[Opening Stored data section]
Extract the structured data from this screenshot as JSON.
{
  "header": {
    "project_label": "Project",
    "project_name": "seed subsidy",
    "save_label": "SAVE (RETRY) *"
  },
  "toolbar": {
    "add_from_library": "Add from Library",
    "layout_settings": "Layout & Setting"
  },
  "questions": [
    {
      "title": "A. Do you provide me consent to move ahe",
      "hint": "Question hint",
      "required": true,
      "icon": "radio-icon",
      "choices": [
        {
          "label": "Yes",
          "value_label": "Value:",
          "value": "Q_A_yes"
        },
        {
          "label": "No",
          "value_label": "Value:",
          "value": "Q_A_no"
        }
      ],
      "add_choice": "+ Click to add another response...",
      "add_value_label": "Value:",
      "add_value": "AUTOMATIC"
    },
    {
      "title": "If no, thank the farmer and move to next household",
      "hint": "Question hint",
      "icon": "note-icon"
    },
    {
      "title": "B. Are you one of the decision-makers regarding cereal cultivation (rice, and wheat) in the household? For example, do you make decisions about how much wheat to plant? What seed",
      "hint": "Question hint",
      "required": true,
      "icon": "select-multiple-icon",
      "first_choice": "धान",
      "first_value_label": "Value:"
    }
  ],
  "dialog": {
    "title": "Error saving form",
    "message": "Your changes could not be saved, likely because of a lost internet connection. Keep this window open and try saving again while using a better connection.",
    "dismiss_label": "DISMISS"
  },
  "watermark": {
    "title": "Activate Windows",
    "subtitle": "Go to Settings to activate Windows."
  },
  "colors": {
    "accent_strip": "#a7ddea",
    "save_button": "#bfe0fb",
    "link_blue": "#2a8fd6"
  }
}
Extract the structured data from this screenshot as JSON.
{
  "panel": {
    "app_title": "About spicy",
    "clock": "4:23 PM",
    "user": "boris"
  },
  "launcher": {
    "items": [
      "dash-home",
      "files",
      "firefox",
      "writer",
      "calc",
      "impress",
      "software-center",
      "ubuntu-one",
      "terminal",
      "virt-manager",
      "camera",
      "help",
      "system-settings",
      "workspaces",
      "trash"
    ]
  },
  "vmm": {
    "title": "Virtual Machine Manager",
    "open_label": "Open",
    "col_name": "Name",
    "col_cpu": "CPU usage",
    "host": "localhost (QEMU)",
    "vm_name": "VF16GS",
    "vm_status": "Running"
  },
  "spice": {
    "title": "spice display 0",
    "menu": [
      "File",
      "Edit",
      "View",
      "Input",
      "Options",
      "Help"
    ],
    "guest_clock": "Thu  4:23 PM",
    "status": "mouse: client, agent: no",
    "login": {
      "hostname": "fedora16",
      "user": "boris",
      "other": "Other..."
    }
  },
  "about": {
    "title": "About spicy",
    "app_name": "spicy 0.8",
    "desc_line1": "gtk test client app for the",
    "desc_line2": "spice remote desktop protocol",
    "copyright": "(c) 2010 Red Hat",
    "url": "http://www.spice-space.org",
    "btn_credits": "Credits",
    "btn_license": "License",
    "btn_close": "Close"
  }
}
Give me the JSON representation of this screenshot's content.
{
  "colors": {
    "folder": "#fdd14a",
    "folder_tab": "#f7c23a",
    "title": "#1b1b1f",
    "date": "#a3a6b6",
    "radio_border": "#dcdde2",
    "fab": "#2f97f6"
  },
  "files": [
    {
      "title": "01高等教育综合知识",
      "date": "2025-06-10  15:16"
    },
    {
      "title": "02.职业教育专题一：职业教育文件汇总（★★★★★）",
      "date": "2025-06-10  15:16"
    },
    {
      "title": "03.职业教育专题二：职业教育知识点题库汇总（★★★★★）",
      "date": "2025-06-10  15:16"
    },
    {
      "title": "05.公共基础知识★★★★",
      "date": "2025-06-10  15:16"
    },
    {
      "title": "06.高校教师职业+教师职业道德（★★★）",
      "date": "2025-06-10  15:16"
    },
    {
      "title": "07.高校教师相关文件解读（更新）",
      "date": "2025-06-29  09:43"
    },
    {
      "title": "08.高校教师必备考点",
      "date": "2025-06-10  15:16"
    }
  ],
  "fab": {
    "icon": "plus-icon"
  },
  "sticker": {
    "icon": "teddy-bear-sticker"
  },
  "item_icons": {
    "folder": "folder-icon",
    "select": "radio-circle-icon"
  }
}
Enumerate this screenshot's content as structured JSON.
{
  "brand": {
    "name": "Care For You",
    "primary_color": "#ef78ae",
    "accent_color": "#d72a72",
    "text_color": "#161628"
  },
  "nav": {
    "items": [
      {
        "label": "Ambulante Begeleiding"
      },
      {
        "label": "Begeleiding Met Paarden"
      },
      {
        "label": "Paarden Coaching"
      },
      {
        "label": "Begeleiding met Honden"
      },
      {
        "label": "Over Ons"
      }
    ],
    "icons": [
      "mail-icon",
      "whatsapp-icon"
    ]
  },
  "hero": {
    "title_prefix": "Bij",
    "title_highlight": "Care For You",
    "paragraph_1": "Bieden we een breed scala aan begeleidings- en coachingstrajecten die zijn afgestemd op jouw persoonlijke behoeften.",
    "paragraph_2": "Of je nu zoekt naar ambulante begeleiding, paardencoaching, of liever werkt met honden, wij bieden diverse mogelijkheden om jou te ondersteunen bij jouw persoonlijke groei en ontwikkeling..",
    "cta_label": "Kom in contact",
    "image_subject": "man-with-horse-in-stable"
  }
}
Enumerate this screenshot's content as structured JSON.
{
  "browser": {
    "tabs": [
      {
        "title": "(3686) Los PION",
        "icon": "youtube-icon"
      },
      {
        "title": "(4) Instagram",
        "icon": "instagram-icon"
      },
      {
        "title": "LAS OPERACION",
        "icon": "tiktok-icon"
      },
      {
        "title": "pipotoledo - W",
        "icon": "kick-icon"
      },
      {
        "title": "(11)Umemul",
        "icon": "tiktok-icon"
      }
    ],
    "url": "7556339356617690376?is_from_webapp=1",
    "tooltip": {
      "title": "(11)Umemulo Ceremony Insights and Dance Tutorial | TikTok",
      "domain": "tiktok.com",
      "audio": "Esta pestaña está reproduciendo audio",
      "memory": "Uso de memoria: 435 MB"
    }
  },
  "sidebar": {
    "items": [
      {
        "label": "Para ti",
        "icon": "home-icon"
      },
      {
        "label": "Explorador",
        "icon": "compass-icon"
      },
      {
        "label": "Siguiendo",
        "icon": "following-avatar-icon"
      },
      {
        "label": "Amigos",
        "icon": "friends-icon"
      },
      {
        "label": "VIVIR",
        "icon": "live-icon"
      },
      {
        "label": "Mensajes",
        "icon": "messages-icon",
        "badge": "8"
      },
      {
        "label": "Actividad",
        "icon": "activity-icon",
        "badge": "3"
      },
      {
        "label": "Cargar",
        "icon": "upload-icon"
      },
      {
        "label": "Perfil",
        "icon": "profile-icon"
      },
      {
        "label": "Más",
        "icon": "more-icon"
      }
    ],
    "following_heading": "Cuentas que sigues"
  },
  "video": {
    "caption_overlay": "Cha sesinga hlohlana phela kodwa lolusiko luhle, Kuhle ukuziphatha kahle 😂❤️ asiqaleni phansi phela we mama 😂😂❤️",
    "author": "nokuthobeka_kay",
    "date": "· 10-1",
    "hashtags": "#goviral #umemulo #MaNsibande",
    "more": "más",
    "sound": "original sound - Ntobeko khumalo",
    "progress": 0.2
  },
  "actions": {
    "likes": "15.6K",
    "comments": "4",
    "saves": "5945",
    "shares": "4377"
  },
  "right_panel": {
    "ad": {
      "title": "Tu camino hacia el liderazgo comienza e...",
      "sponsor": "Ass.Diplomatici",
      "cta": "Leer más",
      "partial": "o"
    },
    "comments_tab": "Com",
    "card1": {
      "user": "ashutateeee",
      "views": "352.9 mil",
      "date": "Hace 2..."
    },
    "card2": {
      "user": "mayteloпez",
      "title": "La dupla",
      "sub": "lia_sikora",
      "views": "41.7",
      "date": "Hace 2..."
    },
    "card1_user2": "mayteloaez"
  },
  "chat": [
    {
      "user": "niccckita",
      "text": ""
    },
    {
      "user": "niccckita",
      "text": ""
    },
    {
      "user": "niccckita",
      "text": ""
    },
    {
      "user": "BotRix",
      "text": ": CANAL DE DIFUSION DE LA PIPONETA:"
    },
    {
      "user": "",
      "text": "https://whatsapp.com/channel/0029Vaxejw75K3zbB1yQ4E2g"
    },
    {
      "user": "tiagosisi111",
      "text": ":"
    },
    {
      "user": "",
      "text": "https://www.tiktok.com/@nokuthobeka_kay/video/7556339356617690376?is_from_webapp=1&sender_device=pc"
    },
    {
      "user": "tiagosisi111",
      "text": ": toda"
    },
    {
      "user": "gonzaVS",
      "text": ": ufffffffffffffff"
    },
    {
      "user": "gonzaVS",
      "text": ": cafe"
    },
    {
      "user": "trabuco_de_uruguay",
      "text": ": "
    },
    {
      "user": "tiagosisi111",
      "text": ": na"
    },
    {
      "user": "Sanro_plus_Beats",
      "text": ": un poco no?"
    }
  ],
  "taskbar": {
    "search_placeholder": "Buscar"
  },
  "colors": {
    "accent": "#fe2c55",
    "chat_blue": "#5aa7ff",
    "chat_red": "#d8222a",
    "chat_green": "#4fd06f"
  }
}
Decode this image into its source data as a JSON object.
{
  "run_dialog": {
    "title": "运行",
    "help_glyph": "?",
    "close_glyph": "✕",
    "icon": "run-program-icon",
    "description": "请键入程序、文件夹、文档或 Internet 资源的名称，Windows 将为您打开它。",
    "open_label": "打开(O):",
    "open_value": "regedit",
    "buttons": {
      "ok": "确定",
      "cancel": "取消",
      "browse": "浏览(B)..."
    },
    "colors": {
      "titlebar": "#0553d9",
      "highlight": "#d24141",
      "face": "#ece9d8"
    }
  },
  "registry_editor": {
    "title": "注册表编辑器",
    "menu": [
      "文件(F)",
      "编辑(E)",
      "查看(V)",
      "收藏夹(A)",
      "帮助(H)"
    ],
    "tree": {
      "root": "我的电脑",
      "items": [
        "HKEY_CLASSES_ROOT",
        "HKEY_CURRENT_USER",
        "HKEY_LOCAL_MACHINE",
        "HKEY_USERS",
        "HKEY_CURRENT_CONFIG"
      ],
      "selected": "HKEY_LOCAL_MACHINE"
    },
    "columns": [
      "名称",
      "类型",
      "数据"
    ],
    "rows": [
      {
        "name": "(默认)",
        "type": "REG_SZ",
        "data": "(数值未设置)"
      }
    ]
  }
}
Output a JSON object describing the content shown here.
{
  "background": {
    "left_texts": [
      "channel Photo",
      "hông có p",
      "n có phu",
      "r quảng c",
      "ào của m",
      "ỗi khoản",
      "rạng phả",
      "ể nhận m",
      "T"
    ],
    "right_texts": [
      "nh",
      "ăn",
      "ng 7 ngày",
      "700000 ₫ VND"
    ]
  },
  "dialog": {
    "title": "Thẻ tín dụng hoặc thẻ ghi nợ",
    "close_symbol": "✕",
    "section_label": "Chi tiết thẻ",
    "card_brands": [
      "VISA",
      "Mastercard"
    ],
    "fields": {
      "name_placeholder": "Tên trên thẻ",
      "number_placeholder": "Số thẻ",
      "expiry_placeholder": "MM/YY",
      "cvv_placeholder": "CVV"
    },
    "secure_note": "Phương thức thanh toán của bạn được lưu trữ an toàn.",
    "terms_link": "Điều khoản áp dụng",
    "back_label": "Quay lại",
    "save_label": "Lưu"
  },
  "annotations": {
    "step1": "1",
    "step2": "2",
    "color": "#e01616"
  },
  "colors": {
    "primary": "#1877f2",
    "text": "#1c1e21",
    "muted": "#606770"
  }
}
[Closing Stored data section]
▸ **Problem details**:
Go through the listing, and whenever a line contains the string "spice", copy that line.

▸ **Written answer**:
  "spice": {
    "title": "spice display 0",
    "desc_line2": "spice remote desktop protocol",
    "url": "http://www.spice-space.org",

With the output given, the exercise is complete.